As he had threatened to, House Energy & Commerce Chairman John Dingell (D-Mich.) last week told FCC Chairman Kevin Martin that the committee's oversight subcommittee has formally launched an investigation into the commission's procedures and policies.
"We have the letter and we are going to do what he asked," says an FCC spokesman.
Committee leaders advised Martin last week they expect FCC staffers to cooperate and ordered the agency to start preserving all documents and e-mails, adding for emphasis that no historical records "shall be destroyed, modified, altered, deleted, removed, relocated, or otherwise negligently or intentionally handled so as to make them inaccessible to the committee."
The investigation followed complaints externally and internally about how items were brought to a vote, about information that was leaked to some lobbyists and not to others, and complaints about Martin's resolve to vote on modifying the ban on newspaper-broadcast cross-ownership—which passed Dec. 18—despite attempts to stop or delay the vote by various Democratic legislators, including Dingell.
The television industry's top news stories, analysis and blogs of the day.
Thank you for signing up to Broadcasting & Cable.
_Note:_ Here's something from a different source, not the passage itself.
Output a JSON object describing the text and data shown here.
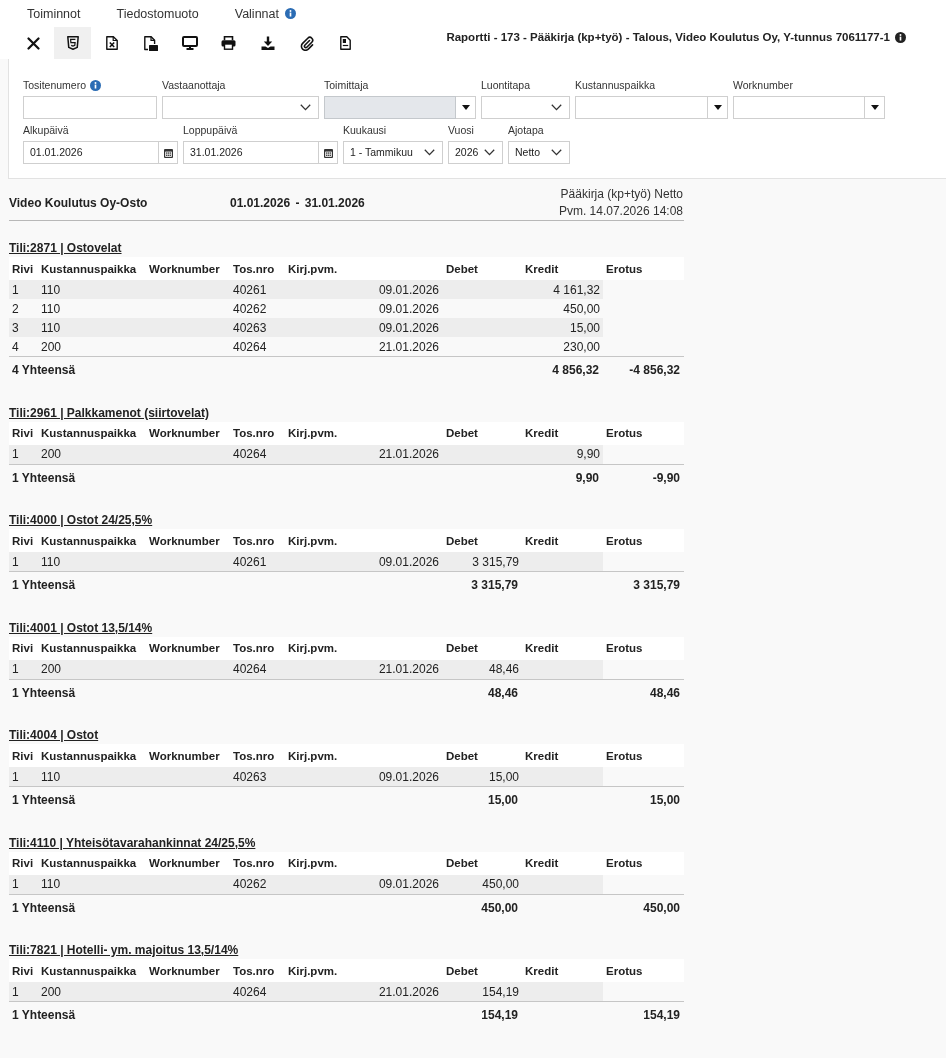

You will receive a verification email shortly.
There was a problem. Please refresh the page and try again.